Landlords who engage in these acts may be subject to legal action. In some cases, landlords may be required to pay back rent to a tenant in exchange for damages. Going through the proper legal channels to settle a rental dispute helps guarantee the best and safest outcome for all involved parties. 

hash-markHow Long Does the Eviction Process Take in Florida? 

The Florida eviction process usually takes about 2-3 weeks to be finalized. Evictions can be served for many reasons, including failure to pay rent, violating the terms of the lease or rental agreement, or for criminal activity. However, before an eviction can be served, a landlord must provide proper notice to the tenant in accordance with Florida eviction laws. In most cases, if the tenant violates the lease or rental agreement, they will have between 3 and 7 days to remedy the situation before the eviction process can move forward. 

hash-markFlorida Eviction Notice Types

1. Three Day Notice to Quit or Pay Rent

When a tenant is three days late on their rent, a landlord can give the tenant three days to quit or vacate the home. If the tenant doesn't leave the home or pay their rent by the deadline, then the landlord can file for an eviction. 

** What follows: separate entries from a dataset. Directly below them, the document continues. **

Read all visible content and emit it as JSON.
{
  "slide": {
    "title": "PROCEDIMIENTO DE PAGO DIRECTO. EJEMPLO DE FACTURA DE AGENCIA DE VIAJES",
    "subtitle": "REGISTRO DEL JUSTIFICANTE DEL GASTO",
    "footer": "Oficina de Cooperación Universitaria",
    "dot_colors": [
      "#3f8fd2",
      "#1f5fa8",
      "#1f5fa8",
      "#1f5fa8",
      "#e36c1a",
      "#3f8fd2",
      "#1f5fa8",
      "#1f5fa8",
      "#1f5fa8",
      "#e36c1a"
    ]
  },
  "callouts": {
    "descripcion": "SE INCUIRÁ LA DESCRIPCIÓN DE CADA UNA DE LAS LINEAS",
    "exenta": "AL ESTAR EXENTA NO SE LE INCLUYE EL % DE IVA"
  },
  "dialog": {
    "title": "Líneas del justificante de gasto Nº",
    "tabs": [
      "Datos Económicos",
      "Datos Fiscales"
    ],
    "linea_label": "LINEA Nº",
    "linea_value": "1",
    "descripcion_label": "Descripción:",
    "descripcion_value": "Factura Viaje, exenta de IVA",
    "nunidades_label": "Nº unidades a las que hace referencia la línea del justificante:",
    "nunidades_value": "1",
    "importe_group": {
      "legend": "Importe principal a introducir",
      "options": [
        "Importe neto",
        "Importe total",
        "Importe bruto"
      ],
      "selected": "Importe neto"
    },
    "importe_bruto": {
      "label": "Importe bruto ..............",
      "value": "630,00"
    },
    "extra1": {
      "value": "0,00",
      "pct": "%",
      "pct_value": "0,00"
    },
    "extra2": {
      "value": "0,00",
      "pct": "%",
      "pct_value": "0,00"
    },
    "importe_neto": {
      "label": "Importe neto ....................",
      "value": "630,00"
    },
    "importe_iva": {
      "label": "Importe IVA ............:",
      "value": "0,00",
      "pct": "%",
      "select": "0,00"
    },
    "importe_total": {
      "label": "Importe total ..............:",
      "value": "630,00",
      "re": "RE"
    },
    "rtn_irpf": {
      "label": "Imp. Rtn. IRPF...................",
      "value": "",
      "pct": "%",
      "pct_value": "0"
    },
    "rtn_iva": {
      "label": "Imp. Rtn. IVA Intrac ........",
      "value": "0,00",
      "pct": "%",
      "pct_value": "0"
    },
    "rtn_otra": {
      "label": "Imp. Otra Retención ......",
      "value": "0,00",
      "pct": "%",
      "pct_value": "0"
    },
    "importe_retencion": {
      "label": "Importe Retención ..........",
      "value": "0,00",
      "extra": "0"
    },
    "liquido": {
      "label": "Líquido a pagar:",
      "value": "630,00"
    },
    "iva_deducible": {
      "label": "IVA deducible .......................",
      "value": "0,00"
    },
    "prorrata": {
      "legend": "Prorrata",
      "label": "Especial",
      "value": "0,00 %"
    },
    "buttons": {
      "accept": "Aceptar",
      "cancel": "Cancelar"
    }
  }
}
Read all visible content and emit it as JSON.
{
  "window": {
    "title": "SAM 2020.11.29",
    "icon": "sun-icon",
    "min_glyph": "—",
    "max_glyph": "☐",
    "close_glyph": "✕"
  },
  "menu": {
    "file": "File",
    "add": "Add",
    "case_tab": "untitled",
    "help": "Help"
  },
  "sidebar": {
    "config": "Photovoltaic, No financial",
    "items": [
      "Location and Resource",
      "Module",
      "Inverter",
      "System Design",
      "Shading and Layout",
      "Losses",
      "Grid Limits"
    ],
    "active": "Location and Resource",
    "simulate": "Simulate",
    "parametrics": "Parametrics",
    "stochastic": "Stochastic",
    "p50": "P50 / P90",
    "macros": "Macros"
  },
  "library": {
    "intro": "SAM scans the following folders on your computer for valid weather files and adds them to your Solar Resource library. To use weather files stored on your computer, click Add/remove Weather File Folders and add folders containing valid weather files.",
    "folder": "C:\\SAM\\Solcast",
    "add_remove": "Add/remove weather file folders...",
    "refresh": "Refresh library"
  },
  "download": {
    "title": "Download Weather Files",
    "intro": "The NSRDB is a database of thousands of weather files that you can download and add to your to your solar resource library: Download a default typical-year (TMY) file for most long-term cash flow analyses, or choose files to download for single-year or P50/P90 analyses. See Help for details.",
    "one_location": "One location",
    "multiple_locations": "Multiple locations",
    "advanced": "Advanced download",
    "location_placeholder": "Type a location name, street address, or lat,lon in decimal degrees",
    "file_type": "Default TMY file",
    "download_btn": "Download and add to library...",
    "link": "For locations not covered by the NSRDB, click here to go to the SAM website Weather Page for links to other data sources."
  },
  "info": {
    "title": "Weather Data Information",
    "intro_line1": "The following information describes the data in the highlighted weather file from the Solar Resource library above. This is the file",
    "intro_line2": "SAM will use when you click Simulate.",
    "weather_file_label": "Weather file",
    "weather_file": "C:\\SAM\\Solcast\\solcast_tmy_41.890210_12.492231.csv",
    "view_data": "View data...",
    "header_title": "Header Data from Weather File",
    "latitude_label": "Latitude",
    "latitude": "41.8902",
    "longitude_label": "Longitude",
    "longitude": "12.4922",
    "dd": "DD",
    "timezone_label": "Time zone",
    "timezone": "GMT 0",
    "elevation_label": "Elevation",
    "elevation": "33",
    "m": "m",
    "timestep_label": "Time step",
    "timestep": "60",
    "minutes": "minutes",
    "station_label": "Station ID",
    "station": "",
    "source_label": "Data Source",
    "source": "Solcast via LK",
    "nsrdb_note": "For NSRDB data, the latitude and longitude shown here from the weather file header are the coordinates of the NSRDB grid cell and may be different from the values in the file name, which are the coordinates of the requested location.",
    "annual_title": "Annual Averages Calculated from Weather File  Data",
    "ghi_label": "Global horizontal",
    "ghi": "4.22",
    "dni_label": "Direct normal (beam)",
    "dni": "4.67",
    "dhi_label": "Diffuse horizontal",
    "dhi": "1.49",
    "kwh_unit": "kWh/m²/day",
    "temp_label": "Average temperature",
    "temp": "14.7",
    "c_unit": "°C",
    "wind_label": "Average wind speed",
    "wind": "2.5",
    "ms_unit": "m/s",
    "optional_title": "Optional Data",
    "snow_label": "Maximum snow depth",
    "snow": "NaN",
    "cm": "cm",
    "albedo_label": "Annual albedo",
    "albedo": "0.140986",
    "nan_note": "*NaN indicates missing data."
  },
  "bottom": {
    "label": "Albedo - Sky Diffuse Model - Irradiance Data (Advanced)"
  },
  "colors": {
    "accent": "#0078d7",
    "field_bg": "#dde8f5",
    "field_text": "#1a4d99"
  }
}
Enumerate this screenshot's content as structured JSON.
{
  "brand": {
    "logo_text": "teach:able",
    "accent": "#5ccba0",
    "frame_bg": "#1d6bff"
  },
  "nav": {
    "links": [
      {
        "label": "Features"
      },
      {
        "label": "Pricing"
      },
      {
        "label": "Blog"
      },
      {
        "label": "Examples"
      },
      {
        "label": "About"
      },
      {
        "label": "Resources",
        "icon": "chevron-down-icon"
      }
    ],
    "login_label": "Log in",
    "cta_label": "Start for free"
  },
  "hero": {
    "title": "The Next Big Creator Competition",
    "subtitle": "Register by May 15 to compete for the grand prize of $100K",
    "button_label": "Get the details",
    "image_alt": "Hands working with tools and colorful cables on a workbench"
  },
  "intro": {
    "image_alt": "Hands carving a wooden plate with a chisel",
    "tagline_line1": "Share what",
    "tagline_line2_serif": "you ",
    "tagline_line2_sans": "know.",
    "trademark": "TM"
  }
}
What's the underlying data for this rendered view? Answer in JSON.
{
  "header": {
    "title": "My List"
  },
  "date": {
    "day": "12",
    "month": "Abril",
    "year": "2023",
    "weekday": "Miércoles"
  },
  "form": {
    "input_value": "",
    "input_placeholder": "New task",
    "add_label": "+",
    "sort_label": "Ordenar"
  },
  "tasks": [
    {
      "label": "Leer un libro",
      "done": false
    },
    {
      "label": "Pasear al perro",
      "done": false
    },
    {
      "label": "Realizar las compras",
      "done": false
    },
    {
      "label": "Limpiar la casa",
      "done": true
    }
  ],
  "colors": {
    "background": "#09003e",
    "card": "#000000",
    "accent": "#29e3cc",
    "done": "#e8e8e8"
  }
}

2. Seven Day Notice to Cure

When the lease or rental agreement is violated, a landlord can give a tenant seven days to correct the mistake. If the lease or rental agreement isn't corrected within this timeline, then the landlord can move forward and file for an eviction.

Generally, this happens when the resulting damages are fixable. This includes unauthorized pets and vehicles, failure to keep the home clean or sanitary, and other offenses which can be remedied within seven days. These types of offenses rarely fall into the criminal category but are often civil. 

3. Seven Day Unconditional Quit Notice

When a tenant unconditionally violates the lease agreement, the landlord can issue a seven day vacate notice. Typically, a landlord can only issue an unconditional notice if the tenant intentionally damages the property, creates major disturbances, or repeatedly violates the rental agreement. 

However, the process of eviction must follow certain procedures by law. 

hash-markWhat Happens After Serving a Notice in Florida?

After a landlord serves notice, the tenant has up to a week to remedy the situation, comply with the lease, or vacate the property. If they do not vacate or remedy the situation, the landlord may officially begin the process of evicting a tenant by taking them to court for breaching the terms of the lease agreement. 

hash-markFlorida Eviction Process Bottom Line

While serving an eviction is never pleasant, it is a reality when owning rental properties. For the protection of all parties involved, strict legal procedures exist. To evict someone in Florida, a landlord must provide written notice, go through the proper legal channels, and possibly consult with an attorney before going to court to ensure the matter is resolved efficiently.